9/11 made America stronger, more united, says Obama
WASHINGTON, USA (AFP) — President Barack Obama said the legacy of 9/11 was a safer world and an America stronger and more united than before as he marked yesterday the 11th anniversary of the September 11 attacks.
Obama held a sombre moment of silence at the White House, then travelled to the Pentagon which was hit by one of four hijacked jetliners in a strike that dragged the United States into a decade of war.
"As painful as this day is — and always will be — it leaves us with a lesson, that no single event can ever destroy who we are, no act of terrorism can ever change what we stand for," Obama said at the US military headquarters.
"Instead we recommit ourselves to the values that we believe in," Obama said, adding that because of the sacrifice on September 11, 2001, Americans had come together and "dealt a crippling blow to the organisation that brought evil to our shores".
"Al-Qaeda's leadership has been devastated, and Osama bin Laden will never threaten us again. Our country is safer, and our people are resilient."

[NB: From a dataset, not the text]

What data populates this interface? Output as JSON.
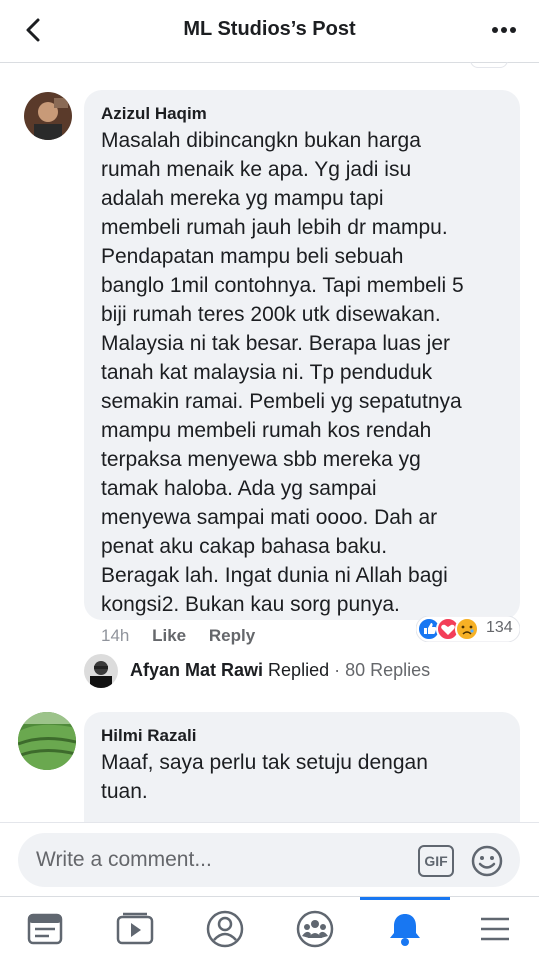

"That's why, when the history books are written, the true legacy of 9/11 will not be one of fear or hate or division. It will be a safer world, a stronger nation, and a people more united than ever before."
Obama also recalled the horror of 11 years ago when an era of American peace and prosperity gave way to a new age which saw wars in Afghanistan and Iraq, a global hunt for terrorists and curbs on US freedoms at home.
"Even now, all these years later, it is easy for those of us who lived through that day to close our eyes and to find ourselves back there and back here," Obama said.
The president recalled the moment when "grief crashed over us like an awful wave, when Americans everywhere held each other tight, seeking the reassurance that the world we knew wasn't crumbling under our feet".
Earlier, Obama and wife Michelle walked out on to the South Lawn as a bell tolled, then bowed their heads and stood for a moment's silence at 8:46 am, the moment the first jet hit the World Trade Center in New York.
Then, they stood as a lone Marine bugler played "taps" — a lament played at military funerals.
The Obamas both raised their heads and put their hands over their hearts as the bugler's note's drifted on the morning air, after the sound of a jet taking off from nearby Ronald Reagan National Airport offered an ironic reminder of the morning of terror 11 years ago.
Obama had no political events planned yesterday, but was due to head to visit wounded American soldiers at Walter Reed military hospital.
He halted all political television advertising for the day, a re-election campaign official said, and there was no White House daily briefing planned.
His programme contrasted with the overt pause in the presidential campaign of four years ago, when both Obama and his then Republican rival John McCain joined to lay a wreath at Ground Zero in New York.